I would like to tell a story about the newest thing I found related web development. We are currently building an integrated system for promotions and coupons related. The system consists of an Android client, a RESTFul API Server module, and a Content Management System (CMS) module. We use Jboss Wildfly 8 as our Application server, running on top the Java 8. We love Java 8’s functional capability, but I will save the details on the other post.
So the problem started after we are doing deployment into our production environment. Some users send bug reports about the problem in login process. After doing some thorough investigation, we found that we missed redirect tag used in Shiro authentication. Adding those missing tags,compiled new binary and done! Our modules are updated in production server.
Our users then perform their usual activities. The login problem apparently has been addressed with our latest fix, so we continued the development process. After a couple of minutes, a new bug report came in. And the bug is very weird. Some users using Google Chrome browser, experiencing some oddities interacting with our CMS. Several users report that they need to click
submit button twice before they can login. The problem did not stop there, they said that our system kicked them out after just clicking some menu.
Our first approach is examining our server’s log, to find root cause of this problem. After doing some testing, we found that the server was performing just fine. Our authentication system responds in the correct manner. Based on our experiences, this could means one thing, the problem is on the client’s (browser) side. We then prepared several browser in different conditions, trying to reproduce the weird bug. After doing some tests, we find that only Google Chrome browser has this problem. Any other browser does not have this problem, which is weird, since Chrome has a good reputation related with web technology standards.

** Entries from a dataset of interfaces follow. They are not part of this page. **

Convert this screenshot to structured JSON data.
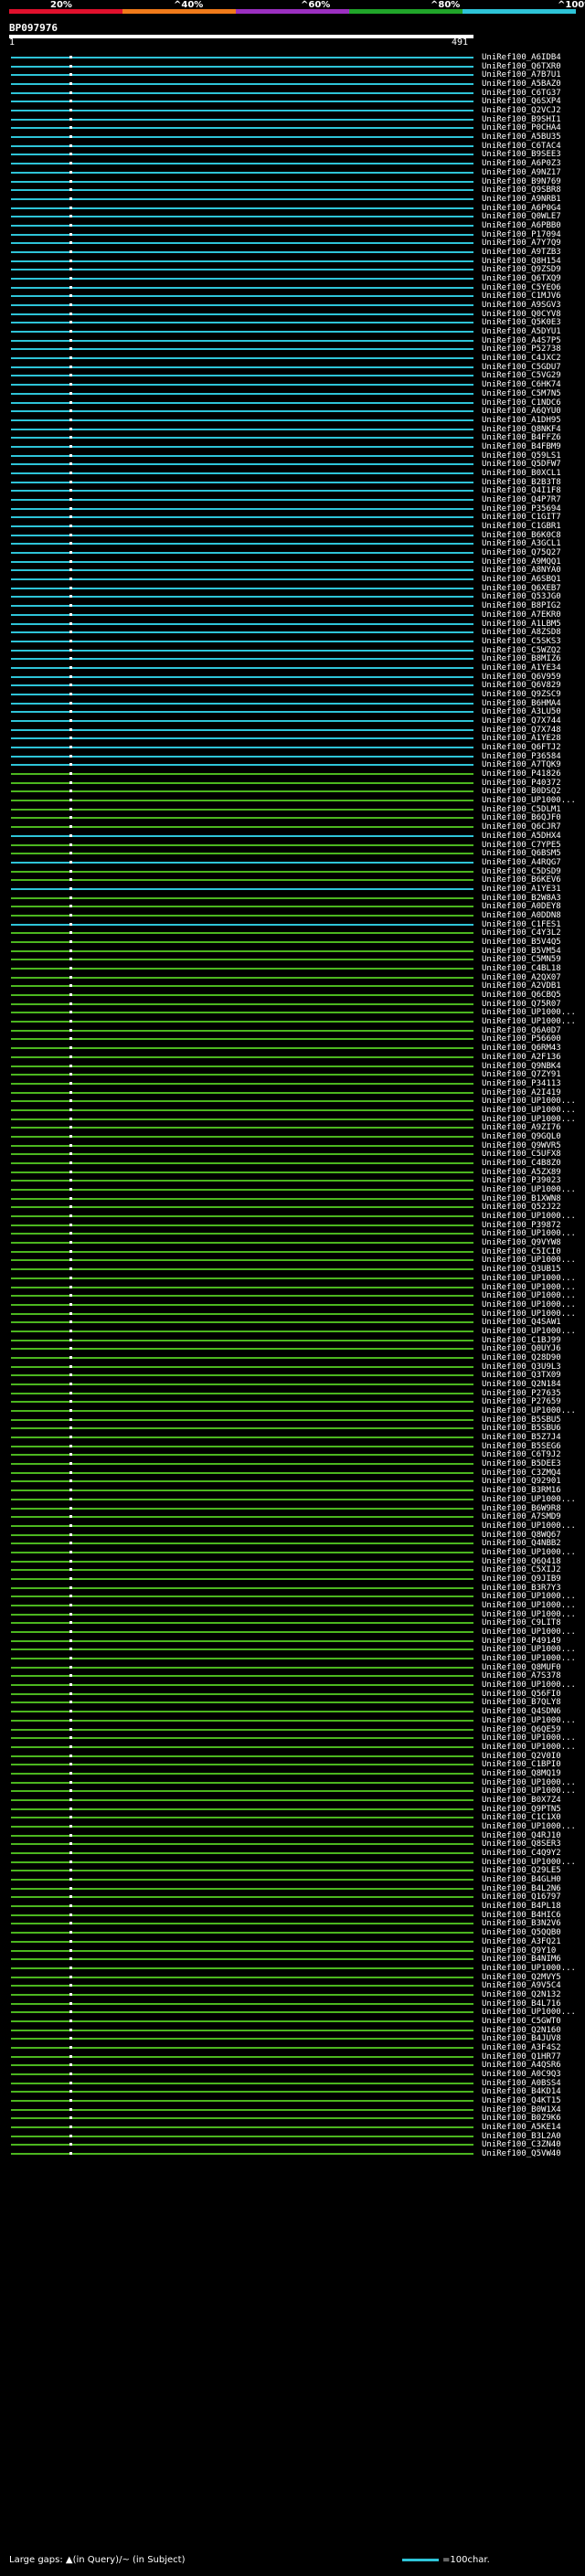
{
  "header": {
    "query_id": "BP097976",
    "start_pos": "1",
    "end_pos": "491",
    "scale_labels": [
      "20%",
      "^40%",
      "^60%",
      "^80%",
      "^100%"
    ],
    "scale_colors": [
      "#e0102c",
      "#f07a1a",
      "#9b2fc0",
      "#21a52a",
      "#2ec4d8"
    ]
  },
  "colors": {
    "high": "#2ec4d8",
    "medium": "#4cb61f"
  },
  "hits": [
    {
      "id": "UniRef100_A6IDB4",
      "tier": "high"
    },
    {
      "id": "UniRef100_Q6TXR0",
      "tier": "high"
    },
    {
      "id": "UniRef100_A7B7U1",
      "tier": "high"
    },
    {
      "id": "UniRef100_A5BAZ0",
      "tier": "high"
    },
    {
      "id": "UniRef100_C6TG37",
      "tier": "high"
    },
    {
      "id": "UniRef100_Q6SXP4",
      "tier": "high"
    },
    {
      "id": "UniRef100_Q2VCJ2",
      "tier": "high"
    },
    {
      "id": "UniRef100_B9SHI1",
      "tier": "high"
    },
    {
      "id": "UniRef100_P0CHA4",
      "tier": "high"
    },
    {
      "id": "UniRef100_A5BU35",
      "tier": "high"
    },
    {
      "id": "UniRef100_C6TAC4",
      "tier": "high"
    },
    {
      "id": "UniRef100_B9SEE3",
      "tier": "high"
    },
    {
      "id": "UniRef100_A6P0Z3",
      "tier": "high"
    },
    {
      "id": "UniRef100_A9NZ17",
      "tier": "high"
    },
    {
      "id": "UniRef100_B9N769",
      "tier": "high"
    },
    {
      "id": "UniRef100_Q9SBR8",
      "tier": "high"
    },
    {
      "id": "UniRef100_A9NRB1",
      "tier": "high"
    },
    {
      "id": "UniRef100_A6P0G4",
      "tier": "high"
    },
    {
      "id": "UniRef100_Q0WLE7",
      "tier": "high"
    },
    {
      "id": "UniRef100_A6PBB0",
      "tier": "high"
    },
    {
      "id": "UniRef100_P17094",
      "tier": "high"
    },
    {
      "id": "UniRef100_A7Y7Q9",
      "tier": "high"
    },
    {
      "id": "UniRef100_A9TZB3",
      "tier": "high"
    },
    {
      "id": "UniRef100_Q8H154",
      "tier": "high"
    },
    {
      "id": "UniRef100_Q9ZSD9",
      "tier": "high"
    },
    {
      "id": "UniRef100_Q6TXQ9",
      "tier": "high"
    },
    {
      "id": "UniRef100_C5YEO6",
      "tier": "high"
    },
    {
      "id": "UniRef100_C1MJV6",
      "tier": "high"
    },
    {
      "id": "UniRef100_A9SGV3",
      "tier": "high"
    },
    {
      "id": "UniRef100_Q0CYV8",
      "tier": "high"
    },
    {
      "id": "UniRef100_Q5K0E3",
      "tier": "high"
    },
    {
      "id": "UniRef100_A5DYU1",
      "tier": "high"
    },
    {
      "id": "UniRef100_A4S7P5",
      "tier": "high"
    },
    {
      "id": "UniRef100_P52738",
      "tier": "high"
    },
    {
      "id": "UniRef100_C4JXC2",
      "tier": "high"
    },
    {
      "id": "UniRef100_C5GDU7",
      "tier": "high"
    },
    {
      "id": "UniRef100_C5VG29",
      "tier": "high"
    },
    {
      "id": "UniRef100_C6HK74",
      "tier": "high"
    },
    {
      "id": "UniRef100_C5M7N5",
      "tier": "high"
    },
    {
      "id": "UniRef100_C1NDC6",
      "tier": "high"
    },
    {
      "id": "UniRef100_A6QYU0",
      "tier": "high"
    },
    {
      "id": "UniRef100_A1DH95",
      "tier": "high"
    },
    {
      "id": "UniRef100_Q8NKF4",
      "tier": "high"
    },
    {
      "id": "UniRef100_B4FFZ6",
      "tier": "high"
    },
    {
      "id": "UniRef100_B4FBM9",
      "tier": "high"
    },
    {
      "id": "UniRef100_Q59LS1",
      "tier": "high"
    },
    {
      "id": "UniRef100_Q5DFW7",
      "tier": "high"
    },
    {
      "id": "UniRef100_B0XCL1",
      "tier": "high"
    },
    {
      "id": "UniRef100_B2B3T8",
      "tier": "high"
    },
    {
      "id": "UniRef100_Q4I1F8",
      "tier": "high"
    },
    {
      "id": "UniRef100_Q4P7R7",
      "tier": "high"
    },
    {
      "id": "UniRef100_P35694",
      "tier": "high"
    },
    {
      "id": "UniRef100_C1GIT7",
      "tier": "high"
    },
    {
      "id": "UniRef100_C1GBR1",
      "tier": "high"
    },
    {
      "id": "UniRef100_B6K0C8",
      "tier": "high"
    },
    {
      "id": "UniRef100_A3GCL1",
      "tier": "high"
    },
    {
      "id": "UniRef100_Q75Q27",
      "tier": "high"
    },
    {
      "id": "UniRef100_A9MQQ1",
      "tier": "high"
    },
    {
      "id": "UniRef100_A8NYA0",
      "tier": "high"
    },
    {
      "id": "UniRef100_A6SBQ1",
      "tier": "high"
    },
    {
      "id": "UniRef100_Q6XEB7",
      "tier": "high"
    },
    {
      "id": "UniRef100_Q53JG0",
      "tier": "high"
    },
    {
      "id": "UniRef100_B8PIG2",
      "tier": "high"
    },
    {
      "id": "UniRef100_A7EKR0",
      "tier": "high"
    },
    {
      "id": "UniRef100_A1LBM5",
      "tier": "high"
    },
    {
      "id": "UniRef100_A8ZSD8",
      "tier": "high"
    },
    {
      "id": "UniRef100_C5SKS3",
      "tier": "high"
    },
    {
      "id": "UniRef100_C5WZQ2",
      "tier": "high"
    },
    {
      "id": "UniRef100_B8MIZ6",
      "tier": "high"
    },
    {
      "id": "UniRef100_A1YE34",
      "tier": "high"
    },
    {
      "id": "UniRef100_Q6V959",
      "tier": "high"
    },
    {
      "id": "UniRef100_Q6V829",
      "tier": "high"
    },
    {
      "id": "UniRef100_Q9ZSC9",
      "tier": "high"
    },
    {
      "id": "UniRef100_B6HMA4",
      "tier": "high"
    },
    {
      "id": "UniRef100_A3LU50",
      "tier": "high"
    },
    {
      "id": "UniRef100_Q7X744",
      "tier": "high"
    },
    {
      "id": "UniRef100_Q7X748",
      "tier": "high"
    },
    {
      "id": "UniRef100_A1YE28",
      "tier": "high"
    },
    {
      "id": "UniRef100_Q6FTJ2",
      "tier": "high"
    },
    {
      "id": "UniRef100_P36584",
      "tier": "high"
    },
    {
      "id": "UniRef100_A7TQK9",
      "tier": "high"
    },
    {
      "id": "UniRef100_P41826",
      "tier": "medium"
    },
    {
      "id": "UniRef100_P40372",
      "tier": "medium"
    },
    {
      "id": "UniRef100_B0DSQ2",
      "tier": "medium"
    },
    {
      "id": "UniRef100_UP1000...",
      "tier": "medium"
    },
    {
      "id": "UniRef100_C5DLM1",
      "tier": "medium"
    },
    {
      "id": "UniRef100_B6QJF0",
      "tier": "medium"
    },
    {
      "id": "UniRef100_Q6CJR7",
      "tier": "medium"
    },
    {
      "id": "UniRef100_A5DHX4",
      "tier": "high"
    },
    {
      "id": "UniRef100_C7YPE5",
      "tier": "medium"
    },
    {
      "id": "UniRef100_Q6BSM5",
      "tier": "medium"
    },
    {
      "id": "UniRef100_A4RQG7",
      "tier": "high"
    },
    {
      "id": "UniRef100_C5DSD9",
      "tier": "medium"
    },
    {
      "id": "UniRef100_B6KEV6",
      "tier": "medium"
    },
    {
      "id": "UniRef100_A1YE31",
      "tier": "high"
    },
    {
      "id": "UniRef100_B2W8A3",
      "tier": "medium"
    },
    {
      "id": "UniRef100_A0DEY8",
      "tier": "medium"
    },
    {
      "id": "UniRef100_A0DDN8",
      "tier": "medium"
    },
    {
      "id": "UniRef100_C1FES1",
      "tier": "high"
    },
    {
      "id": "UniRef100_C4Y3L2",
      "tier": "medium"
    },
    {
      "id": "UniRef100_B5V4Q5",
      "tier": "medium"
    },
    {
      "id": "UniRef100_B5VM54",
      "tier": "medium"
    },
    {
      "id": "UniRef100_C5MN59",
      "tier": "medium"
    },
    {
      "id": "UniRef100_C4BL18",
      "tier": "medium"
    },
    {
      "id": "UniRef100_A2QX07",
      "tier": "medium"
    },
    {
      "id": "UniRef100_A2VDB1",
      "tier": "medium"
    },
    {
      "id": "UniRef100_Q6CBQ5",
      "tier": "medium"
    },
    {
      "id": "UniRef100_Q75R07",
      "tier": "medium"
    },
    {
      "id": "UniRef100_UP1000...",
      "tier": "medium"
    },
    {
      "id": "UniRef100_UP1000...",
      "tier": "medium"
    },
    {
      "id": "UniRef100_Q6A0D7",
      "tier": "medium"
    },
    {
      "id": "UniRef100_P56600",
      "tier": "medium"
    },
    {
      "id": "UniRef100_Q6RM43",
      "tier": "medium"
    },
    {
      "id": "UniRef100_A2F136",
      "tier": "medium"
    },
    {
      "id": "UniRef100_Q9NBK4",
      "tier": "medium"
    },
    {
      "id": "UniRef100_Q7ZY91",
      "tier": "medium"
    },
    {
      "id": "UniRef100_P34113",
      "tier": "medium"
    },
    {
      "id": "UniRef100_A2I419",
      "tier": "medium"
    },
    {
      "id": "UniRef100_UP1000...",
      "tier": "medium"
    },
    {
      "id": "UniRef100_UP1000...",
      "tier": "medium"
    },
    {
      "id": "UniRef100_UP1000...",
      "tier": "medium"
    },
    {
      "id": "UniRef100_A9ZI76",
      "tier": "medium"
    },
    {
      "id": "UniRef100_Q9GQL0",
      "tier": "medium"
    },
    {
      "id": "UniRef100_Q9WVR5",
      "tier": "medium"
    },
    {
      "id": "UniRef100_C5UFX8",
      "tier": "medium"
    },
    {
      "id": "UniRef100_C4B8Z0",
      "tier": "medium"
    },
    {
      "id": "UniRef100_A5ZX89",
      "tier": "medium"
    },
    {
      "id": "UniRef100_P39023",
      "tier": "medium"
    },
    {
      "id": "UniRef100_UP1000...",
      "tier": "medium"
    },
    {
      "id": "UniRef100_B1XWN8",
      "tier": "medium"
    },
    {
      "id": "UniRef100_Q52J22",
      "tier": "medium"
    },
    {
      "id": "UniRef100_UP1000...",
      "tier": "medium"
    },
    {
      "id": "UniRef100_P39872",
      "tier": "medium"
    },
    {
      "id": "UniRef100_UP1000...",
      "tier": "medium"
    },
    {
      "id": "UniRef100_Q9VYW8",
      "tier": "medium"
    },
    {
      "id": "UniRef100_C5ICI0",
      "tier": "medium"
    },
    {
      "id": "UniRef100_UP1000...",
      "tier": "medium"
    },
    {
      "id": "UniRef100_Q3UB15",
      "tier": "medium"
    },
    {
      "id": "UniRef100_UP1000...",
      "tier": "medium"
    },
    {
      "id": "UniRef100_UP1000...",
      "tier": "medium"
    },
    {
      "id": "UniRef100_UP1000...",
      "tier": "medium"
    },
    {
      "id": "UniRef100_UP1000...",
      "tier": "medium"
    },
    {
      "id": "UniRef100_UP1000...",
      "tier": "medium"
    },
    {
      "id": "UniRef100_Q4SAW1",
      "tier": "medium"
    },
    {
      "id": "UniRef100_UP1000...",
      "tier": "medium"
    },
    {
      "id": "UniRef100_C1BJ99",
      "tier": "medium"
    },
    {
      "id": "UniRef100_Q0UYJ6",
      "tier": "medium"
    },
    {
      "id": "UniRef100_Q28D90",
      "tier": "medium"
    },
    {
      "id": "UniRef100_Q3U9L3",
      "tier": "medium"
    },
    {
      "id": "UniRef100_Q3TX09",
      "tier": "medium"
    },
    {
      "id": "UniRef100_Q2N184",
      "tier": "medium"
    },
    {
      "id": "UniRef100_P27635",
      "tier": "medium"
    },
    {
      "id": "UniRef100_P27659",
      "tier": "medium"
    },
    {
      "id": "UniRef100_UP1000...",
      "tier": "medium"
    },
    {
      "id": "UniRef100_B5SBU5",
      "tier": "medium"
    },
    {
      "id": "UniRef100_B5SBU6",
      "tier": "medium"
    },
    {
      "id": "UniRef100_B5Z7J4",
      "tier": "medium"
    },
    {
      "id": "UniRef100_B5SEG6",
      "tier": "medium"
    },
    {
      "id": "UniRef100_C6T9J2",
      "tier": "medium"
    },
    {
      "id": "UniRef100_B5DEE3",
      "tier": "medium"
    },
    {
      "id": "UniRef100_C3ZMQ4",
      "tier": "medium"
    },
    {
      "id": "UniRef100_Q92901",
      "tier": "medium"
    },
    {
      "id": "UniRef100_B3RM16",
      "tier": "medium"
    },
    {
      "id": "UniRef100_UP1000...",
      "tier": "medium"
    },
    {
      "id": "UniRef100_B6W9R8",
      "tier": "medium"
    },
    {
      "id": "UniRef100_A7SMD9",
      "tier": "medium"
    },
    {
      "id": "UniRef100_UP1000...",
      "tier": "medium"
    },
    {
      "id": "UniRef100_Q8WQ67",
      "tier": "medium"
    },
    {
      "id": "UniRef100_Q4NBB2",
      "tier": "medium"
    },
    {
      "id": "UniRef100_UP1000...",
      "tier": "medium"
    },
    {
      "id": "UniRef100_Q6Q418",
      "tier": "medium"
    },
    {
      "id": "UniRef100_C5XIJ2",
      "tier": "medium"
    },
    {
      "id": "UniRef100_Q9JIB9",
      "tier": "medium"
    },
    {
      "id": "UniRef100_B3R7Y3",
      "tier": "medium"
    },
    {
      "id": "UniRef100_UP1000...",
      "tier": "medium"
    },
    {
      "id": "UniRef100_UP1000...",
      "tier": "medium"
    },
    {
      "id": "UniRef100_UP1000...",
      "tier": "medium"
    },
    {
      "id": "UniRef100_C9LIT8",
      "tier": "medium"
    },
    {
      "id": "UniRef100_UP1000...",
      "tier": "medium"
    },
    {
      "id": "UniRef100_P49149",
      "tier": "medium"
    },
    {
      "id": "UniRef100_UP1000...",
      "tier": "medium"
    },
    {
      "id": "UniRef100_UP1000...",
      "tier": "medium"
    },
    {
      "id": "UniRef100_Q8MUF0",
      "tier": "medium"
    },
    {
      "id": "UniRef100_A7S378",
      "tier": "medium"
    },
    {
      "id": "UniRef100_UP1000...",
      "tier": "medium"
    },
    {
      "id": "UniRef100_Q56FI0",
      "tier": "medium"
    },
    {
      "id": "UniRef100_B7QLY8",
      "tier": "medium"
    },
    {
      "id": "UniRef100_Q4SDN6",
      "tier": "medium"
    },
    {
      "id": "UniRef100_UP1000...",
      "tier": "medium"
    },
    {
      "id": "UniRef100_Q6QE59",
      "tier": "medium"
    },
    {
      "id": "UniRef100_UP1000...",
      "tier": "medium"
    },
    {
      "id": "UniRef100_UP1000...",
      "tier": "medium"
    },
    {
      "id": "UniRef100_Q2V0I0",
      "tier": "medium"
    },
    {
      "id": "UniRef100_C1BPI0",
      "tier": "medium"
    },
    {
      "id": "UniRef100_Q8MQ19",
      "tier": "medium"
    },
    {
      "id": "UniRef100_UP1000...",
      "tier": "medium"
    },
    {
      "id": "UniRef100_UP1000...",
      "tier": "medium"
    },
    {
      "id": "UniRef100_B0X7Z4",
      "tier": "medium"
    },
    {
      "id": "UniRef100_Q9PTN5",
      "tier": "medium"
    },
    {
      "id": "UniRef100_C1C1X0",
      "tier": "medium"
    },
    {
      "id": "UniRef100_UP1000...",
      "tier": "medium"
    },
    {
      "id": "UniRef100_Q4RJ10",
      "tier": "medium"
    },
    {
      "id": "UniRef100_Q8SER3",
      "tier": "medium"
    },
    {
      "id": "UniRef100_C4Q9Y2",
      "tier": "medium"
    },
    {
      "id": "UniRef100_UP1000...",
      "tier": "medium"
    },
    {
      "id": "UniRef100_Q29LE5",
      "tier": "medium"
    },
    {
      "id": "UniRef100_B4GLH0",
      "tier": "medium"
    },
    {
      "id": "UniRef100_B4L2N6",
      "tier": "medium"
    },
    {
      "id": "UniRef100_Q16797",
      "tier": "medium"
    },
    {
      "id": "UniRef100_B4PL18",
      "tier": "medium"
    },
    {
      "id": "UniRef100_B4HIC6",
      "tier": "medium"
    },
    {
      "id": "UniRef100_B3N2V6",
      "tier": "medium"
    },
    {
      "id": "UniRef100_Q5QQB0",
      "tier": "medium"
    },
    {
      "id": "UniRef100_A3FQ21",
      "tier": "medium"
    },
    {
      "id": "UniRef100_Q9Y10",
      "tier": "medium"
    },
    {
      "id": "UniRef100_B4NIM6",
      "tier": "medium"
    },
    {
      "id": "UniRef100_UP1000...",
      "tier": "medium"
    },
    {
      "id": "UniRef100_Q2MVY5",
      "tier": "medium"
    },
    {
      "id": "UniRef100_A9V5C4",
      "tier": "medium"
    },
    {
      "id": "UniRef100_Q2N132",
      "tier": "medium"
    },
    {
      "id": "UniRef100_B4L716",
      "tier": "medium"
    },
    {
      "id": "UniRef100_UP1000...",
      "tier": "medium"
    },
    {
      "id": "UniRef100_C5GWT0",
      "tier": "medium"
    },
    {
      "id": "UniRef100_Q2N160",
      "tier": "medium"
    },
    {
      "id": "UniRef100_B4JUV8",
      "tier": "medium"
    },
    {
      "id": "UniRef100_A3F4S2",
      "tier": "medium"
    },
    {
      "id": "UniRef100_Q1HR77",
      "tier": "medium"
    },
    {
      "id": "UniRef100_A4QSR6",
      "tier": "medium"
    },
    {
      "id": "UniRef100_A0C9Q3",
      "tier": "medium"
    },
    {
      "id": "UniRef100_A0BSS4",
      "tier": "medium"
    },
    {
      "id": "UniRef100_B4KD14",
      "tier": "medium"
    },
    {
      "id": "UniRef100_Q4KT15",
      "tier": "medium"
    },
    {
      "id": "UniRef100_B0W1X4",
      "tier": "medium"
    },
    {
      "id": "UniRef100_B0Z9K6",
      "tier": "medium"
    },
    {
      "id": "UniRef100_A5KE14",
      "tier": "medium"
    },
    {
      "id": "UniRef100_B3L2A0",
      "tier": "medium"
    },
    {
      "id": "UniRef100_C3ZN40",
      "tier": "medium"
    },
    {
      "id": "UniRef100_Q5VW40",
      "tier": "medium"
    }
  ],
  "footer": {
    "gaps_text": "Large gaps: ▲(in Query)/~ (in Subject)",
    "legend_text": "=100char."
  }
}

Since we have not experienced this problem before, we immediately went back into our first hunch, that the problem is mostly located in the server side. We did quick comparison our current production environment configuration with our development and staging environment, to find differences that could lead to this problem. We found that the only differences between our environment is that our production use nginx’s virtual host heavily. Again, this kind of approach deserves another blog post. So, we splitted our development team into two, the one with backend specialties will investigate our current nginx configuration, whilst our frontend gurus will perform debugging in the browser side.
This scenario was effective, our backend team can easily confirm that our nginx is not having any faulty configuration that cause that problem. So, we can put our focus into frontend debugging. As usual, some queries sent to Google leads us into several StackOverflows discussions, but nothing giving us clear answer about this problem. We fired up the firebug toolbar, and examined what interactions actually happens.
I have to admit, we approached this problem in not efficient way, since by using Firebug, we easily figured out why our user has to click Submit button twice. We found that Chrome is trying to load a favicon file, which does not exist in our newest build. We immediately put our favicon into assets folder and put appropriate code to load it. One engineer is curious and query google with
login keyword leads into interesting StackOverflow discussion at http://stackoverflow.com/questions/8880592/chrome-and-jsessionid. We then went to that discussion in details and found an answer. Finally, somebody had a problem like us in the past and solved it!.
Apparently, Chrome and other WebKit-based browser use different approach in handling pages with redirect. Chrome creates two separate JSESSIONID cookies, first time is when our login form appeared, and one after successful login. Since the content of JSESSIONID has been updated, any further request marked as invalid and system forces user to login again. Following the lead, then we examined our code and put our favicon into proper place. We build new version, deployed them and the problem was gone.
This problem was hard and weird. We spent hours in confusion, but in the end of the day, we went home with new knowledge. This information will be very useful in the future, to help us build a better application.